> ABOUT THIS TASK
Could you return the full listing, every line exactly as given?

> INPUT MATERIAL
=== Section Start ===
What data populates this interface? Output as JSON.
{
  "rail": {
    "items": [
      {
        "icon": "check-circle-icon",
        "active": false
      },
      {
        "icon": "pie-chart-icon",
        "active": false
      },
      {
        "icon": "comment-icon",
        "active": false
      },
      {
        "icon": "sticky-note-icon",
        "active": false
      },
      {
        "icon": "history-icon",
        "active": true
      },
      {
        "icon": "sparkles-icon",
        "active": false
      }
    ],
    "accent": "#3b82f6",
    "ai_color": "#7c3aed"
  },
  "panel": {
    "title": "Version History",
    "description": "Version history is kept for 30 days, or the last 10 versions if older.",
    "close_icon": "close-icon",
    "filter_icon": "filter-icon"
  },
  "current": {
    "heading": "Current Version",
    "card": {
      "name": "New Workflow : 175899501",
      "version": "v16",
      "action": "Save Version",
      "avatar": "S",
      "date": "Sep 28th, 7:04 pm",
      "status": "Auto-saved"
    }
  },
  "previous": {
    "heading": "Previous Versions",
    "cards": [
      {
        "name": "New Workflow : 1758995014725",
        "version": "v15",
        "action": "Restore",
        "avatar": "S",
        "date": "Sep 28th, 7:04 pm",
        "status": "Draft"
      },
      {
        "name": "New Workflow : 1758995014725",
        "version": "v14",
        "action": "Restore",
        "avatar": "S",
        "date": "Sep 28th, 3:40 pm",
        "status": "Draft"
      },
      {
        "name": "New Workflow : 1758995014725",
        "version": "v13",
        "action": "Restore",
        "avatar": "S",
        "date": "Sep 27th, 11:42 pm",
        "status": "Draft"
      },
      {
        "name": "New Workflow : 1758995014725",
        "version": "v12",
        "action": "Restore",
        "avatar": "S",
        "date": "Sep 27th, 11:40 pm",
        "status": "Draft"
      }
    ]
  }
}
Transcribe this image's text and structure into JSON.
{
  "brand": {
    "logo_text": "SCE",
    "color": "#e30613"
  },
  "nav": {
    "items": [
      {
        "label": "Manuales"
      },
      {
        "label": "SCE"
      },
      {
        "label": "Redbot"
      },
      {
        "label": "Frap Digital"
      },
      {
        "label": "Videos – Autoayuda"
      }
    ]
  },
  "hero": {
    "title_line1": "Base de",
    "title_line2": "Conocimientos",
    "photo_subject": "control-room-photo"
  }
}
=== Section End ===
> EXPECTED ANSWER
What data populates this interface? Output as JSON.
{
  "rail": {
    "items": [
      {
        "icon": "check-circle-icon",
        "active": false
      },
      {
        "icon": "pie-chart-icon",
        "active": false
      },
      {
        "icon": "comment-icon",
        "active": false
      },
      {
        "icon": "sticky-note-icon",
        "active": false
      },
      {
        "icon": "history-icon",
        "active": true
      },
      {
        "icon": "sparkles-icon",
        "active": false
      }
    ],
    "accent": "#3b82f6",
    "ai_color": "#7c3aed"
  },
  "panel": {
    "title": "Version History",
    "description": "Version history is kept for 30 days, or the last 10 versions if older.",
    "close_icon": "close-icon",
    "filter_icon": "filter-icon"
  },
  "current": {
    "heading": "Current Version",
    "card": {
      "name": "New Workflow : 175899501",
      "version": "v16",
      "action": "Save Version",
      "avatar": "S",
      "date": "Sep 28th, 7:04 pm",
      "status": "Auto-saved"
    }
  },
  "previous": {
    "heading": "Previous Versions",
    "cards": [
      {
        "name": "New Workflow : 1758995014725",
        "version": "v15",
        "action": "Restore",
        "avatar": "S",
        "date": "Sep 28th, 7:04 pm",
        "status": "Draft"
      },
      {
        "name": "New Workflow : 1758995014725",
        "version": "v14",
        "action": "Restore",
        "avatar": "S",
        "date": "Sep 28th, 3:40 pm",
        "status": "Draft"
      },
      {
        "name": "New Workflow : 1758995014725",
        "version": "v13",
        "action": "Restore",
        "avatar": "S",
        "date": "Sep 27th, 11:42 pm",
        "status": "Draft"
      },
      {
        "name": "New Workflow : 1758995014725",
        "version": "v12",
        "action": "Restore",
        "avatar": "S",
        "date": "Sep 27th, 11:40 pm",
        "status": "Draft"
      }
    ]
  }
}
Transcribe this image's text and structure into JSON.
{
  "brand": {
    "logo_text": "SCE",
    "color": "#e30613"
  },
  "nav": {
    "items": [
      {
        "label": "Manuales"
      },
      {
        "label": "SCE"
      },
      {
        "label": "Redbot"
      },
      {
        "label": "Frap Digital"
      },
      {
        "label": "Videos – Autoayuda"
      }
    ]
  },
  "hero": {
    "title_line1": "Base de",
    "title_line2": "Conocimientos",
    "photo_subject": "control-room-photo"
  }
}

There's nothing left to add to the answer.